You are very important to us! We want to know what children think about their own and other people's feelings and actions, how children feel and act when they're with their friends and family, and how children decide how to act toward other people. The only way we can learn all this is to ask you. You are the expert! When we ask you questions, we don't know the answer, you do, so there's no right or wrong thing to say. The best way you can help us is by just telling us what you think and feel, and trying to act just like usual.
If you have any questions about a study or about anything about our lab, please send an e-mail to email@example.com or call us at (540) 231-8179. In research, questions are a good thing! And remember that if you and your parents decide to do a study with us, you can ask any questions that you have at any time during your participation.
If you would like to download some Virginia Tech coloring pages, please visit the Hokie Sports website.
The Play Room
The Family Room
Current Research Projects
Cross-cultural study of parents’ emotion socialization and children's social competence
We are working with families in the US and Turkey to examine cross-cultural similarities and differences in how parents think and talk about emotions and children’s emotional and social competence in the preschool years (ages 4 – 5 years). Dr. Sukran Kilic from Aksaray University in Turkey is our partner on this project.
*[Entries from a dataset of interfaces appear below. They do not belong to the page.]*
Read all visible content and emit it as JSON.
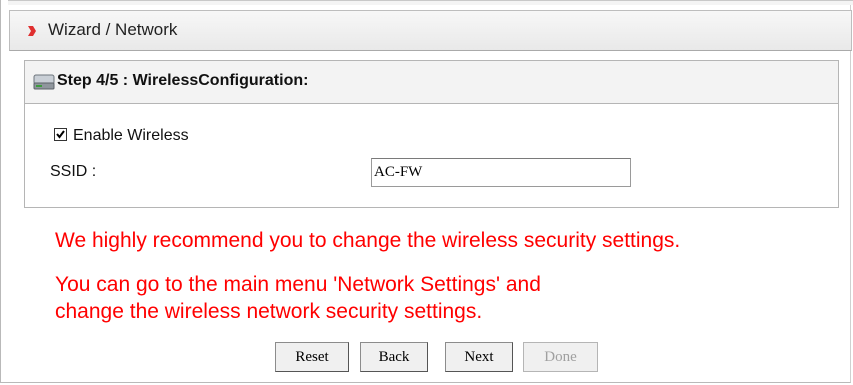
{
  "header": {
    "title": "Wizard / Network",
    "icon": "arrow-right-icon",
    "accent": "#e03030"
  },
  "panel": {
    "title": "Step 4/5 : WirelessConfiguration:",
    "icon": "drive-icon",
    "enable_wireless": {
      "label": "Enable Wireless",
      "checked": true
    },
    "ssid": {
      "label": "SSID :",
      "value": "AC-FW"
    }
  },
  "messages": {
    "line1": "We highly recommend you to change the wireless security settings.",
    "line2": "You can go to the main menu 'Network Settings' and",
    "line3": "change the wireless network security settings.",
    "color": "#ff0000"
  },
  "buttons": {
    "reset": "Reset",
    "back": "Back",
    "next": "Next",
    "done": "Done"
  }
}
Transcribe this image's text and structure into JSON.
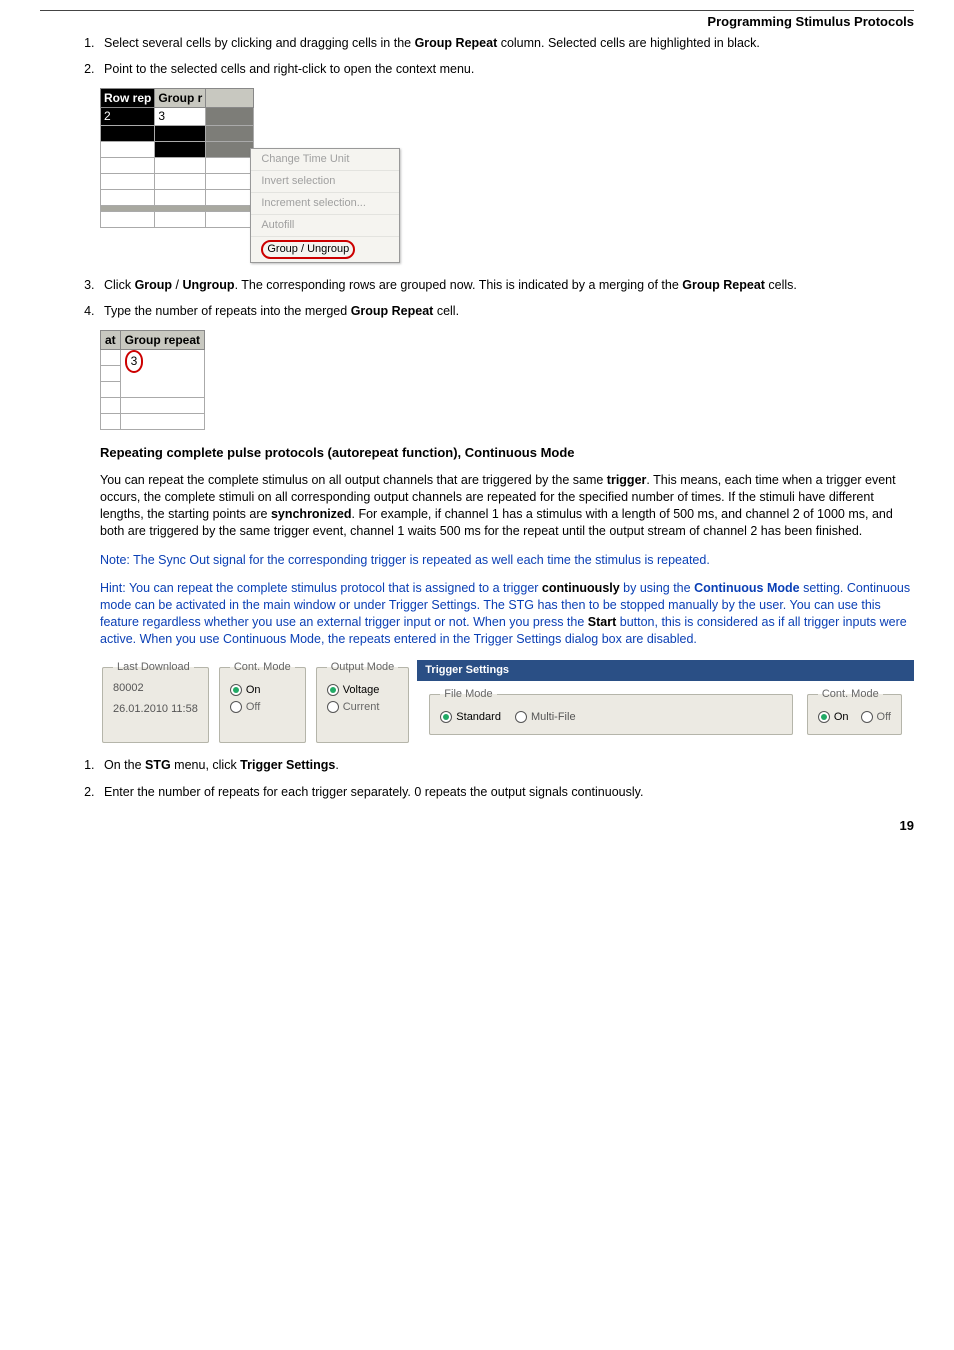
{
  "header": {
    "title": "Programming Stimulus Protocols"
  },
  "steps_a": {
    "s1a": "Select several cells by clicking and dragging cells in the ",
    "s1b": "Group Repeat",
    "s1c": " column. Selected cells are highlighted in black.",
    "s2": "Point to the selected cells and right-click to open the context menu."
  },
  "shot1": {
    "h1": "Row rep",
    "h2": "Group r",
    "v1": "2",
    "v2": "3",
    "menu": {
      "m1": "Change Time Unit",
      "m2": "Invert selection",
      "m3": "Increment selection...",
      "m4": "Autofill",
      "m5": "Group / Ungroup"
    }
  },
  "steps_b": {
    "s3a": "Click ",
    "s3b": "Group",
    "s3c": " / ",
    "s3d": "Ungroup",
    "s3e": ". The corresponding rows are grouped now. This is indicated by a merging of the ",
    "s3f": "Group Repeat",
    "s3g": " cells.",
    "s4a": "Type the number of repeats into the merged ",
    "s4b": "Group Repeat",
    "s4c": " cell."
  },
  "shot2": {
    "h1": "at",
    "h2": "Group repeat",
    "val": "3"
  },
  "section": "Repeating complete pulse protocols (autorepeat function), Continuous Mode",
  "para1": {
    "t1": "You can repeat the complete stimulus on all output channels that are triggered by the same ",
    "t2": "trigger",
    "t3": ". This means, each time when a trigger event occurs, the complete stimuli on all corresponding output channels are repeated for the specified number of times. If the stimuli have different lengths, the starting points are ",
    "t4": "synchronized",
    "t5": ". For example, if channel 1 has a stimulus with a length of 500 ms, and channel 2 of 1000 ms, and both are triggered by the same trigger event, channel 1 waits 500 ms for the repeat until the output stream of channel 2 has been finished."
  },
  "note": "Note: The Sync Out signal for the corresponding trigger is repeated as well each time the stimulus is repeated.",
  "hint": {
    "h1": "Hint: You can repeat the complete stimulus protocol that is assigned to a trigger ",
    "h2": "continuously",
    "h3": " by using the ",
    "h4": "Continuous Mode",
    "h5": " setting. Continuous mode can be activated in the main window or under Trigger Settings.  The STG has then to be stopped manually by the user. You can use this feature regardless whether you use an external trigger input or not. When you press the ",
    "h6": "Start",
    "h7": " button, this is considered as if all trigger inputs were active. When you use Continuous Mode, the repeats entered in the Trigger Settings dialog box are disabled."
  },
  "panel": {
    "last_dl_legend": "Last Download",
    "last_dl_v1": "80002",
    "last_dl_v2": "26.01.2010 11:58",
    "contmode_legend": "Cont. Mode",
    "on": "On",
    "off": "Off",
    "outmode_legend": "Output Mode",
    "voltage": "Voltage",
    "current": "Current",
    "trig_title": "Trigger Settings",
    "filemode_legend": "File Mode",
    "standard": "Standard",
    "multifile": "Multi-File"
  },
  "steps_c": {
    "s1a": "On the ",
    "s1b": "STG",
    "s1c": " menu, click ",
    "s1d": "Trigger Settings",
    "s1e": ".",
    "s2": "Enter the number of repeats for each trigger separately. 0 repeats the output signals continuously."
  },
  "page": "19"
}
We are also working with families in China and in the US to examine cross-cultural similarities and differences in how parents think and talk about emotions and children’s emotional and social competence in middle childhood (ages 7 – 11 years). We are collaborating with Dr. Rachel Han from Beijing Normal University on this project. This study is currently open for families who want to participate - please email us at firstname.lastname@example.org if you're interested!
Grandmothers' and mothers' emotion socialization through reminiscing
Grandparents play an important role in children's lives, yet we know little about how children learn about emotions and social relationships from their grandparents and from the relationships between their parents and grandparents. We are working with grandmothers, mothers, and children (ages 4 - 12 years) to understand how family reminiscing may relate to children's developing social competence. This study is currently open for families who want to participate - please email us at email@example.com if you're interested!
Graduate students working in the Social Development Lab have the opportunity to work collaboratively on our ongoing projects and to develop their own research agendas in relation to emotion socialization within sociocultural context. Our graduate program areas emphasize research experience and fit of prospective students' research interests with faculty members' research programs. I highly encourage applicants to contact faculty members who they're interested in working with prior to applying, to introduce yourself, describe your research interests and the extent and quality of your prior research experience, and let the faculty know you will be applying. Faculty research interests and labs are listed here; click on each name for more information.
We welcome and rely on excellent undergraduate Research Assistants!
If you are interested in gaining undergraduate research experience, please download the information sheet and undergrad application.
Fall and Spring Semesters
Applications will be considered on a rolling basis during course request time for the following semester (e.g., mid-March for the Fall semester, mid-October for the Spring semester).
If you wish to work with us over the summer, please submit your application by the last day of classes in the Spring semester. It is possible to earn Field Study credit through your research assistance in the summer as well as the academic year.